■ Exercise details
Set down the records again. Every word and mark must match exactly.

■ Data extracts
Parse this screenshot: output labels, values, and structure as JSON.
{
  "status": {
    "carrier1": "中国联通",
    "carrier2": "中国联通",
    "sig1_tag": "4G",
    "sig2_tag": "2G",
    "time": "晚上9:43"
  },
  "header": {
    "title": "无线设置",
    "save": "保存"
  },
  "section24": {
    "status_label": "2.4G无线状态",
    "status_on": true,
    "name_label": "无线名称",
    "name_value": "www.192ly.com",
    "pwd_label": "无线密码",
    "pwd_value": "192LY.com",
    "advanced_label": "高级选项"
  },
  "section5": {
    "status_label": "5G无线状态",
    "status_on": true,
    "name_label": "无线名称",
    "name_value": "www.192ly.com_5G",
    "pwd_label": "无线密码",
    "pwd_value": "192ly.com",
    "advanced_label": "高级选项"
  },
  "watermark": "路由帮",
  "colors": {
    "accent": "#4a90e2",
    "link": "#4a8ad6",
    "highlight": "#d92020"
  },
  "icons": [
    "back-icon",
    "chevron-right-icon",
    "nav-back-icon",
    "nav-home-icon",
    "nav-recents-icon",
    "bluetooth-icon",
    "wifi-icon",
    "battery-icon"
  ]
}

■ Answer box
Parse this screenshot: output labels, values, and structure as JSON.
{
  "status": {
    "carrier1": "中国联通",
    "carrier2": "中国联通",
    "sig1_tag": "4G",
    "sig2_tag": "2G",
    "time": "晚上9:43"
  },
  "header": {
    "title": "无线设置",
    "save": "保存"
  },
  "section24": {
    "status_label": "2.4G无线状态",
    "status_on": true,
    "name_label": "无线名称",
    "name_value": "www.192ly.com",
    "pwd_label": "无线密码",
    "pwd_value": "192LY.com",
    "advanced_label": "高级选项"
  },
  "section5": {
    "status_label": "5G无线状态",
    "status_on": true,
    "name_label": "无线名称",
    "name_value": "www.192ly.com_5G",
    "pwd_label": "无线密码",
    "pwd_value": "192ly.com",
    "advanced_label": "高级选项"
  },
  "watermark": "路由帮",
  "colors": {
    "accent": "#4a90e2",
    "link": "#4a8ad6",
    "highlight": "#d92020"
  },
  "icons": [
    "back-icon",
    "chevron-right-icon",
    "nav-back-icon",
    "nav-home-icon",
    "nav-recents-icon",
    "bluetooth-icon",
    "wifi-icon",
    "battery-icon"
  ]
}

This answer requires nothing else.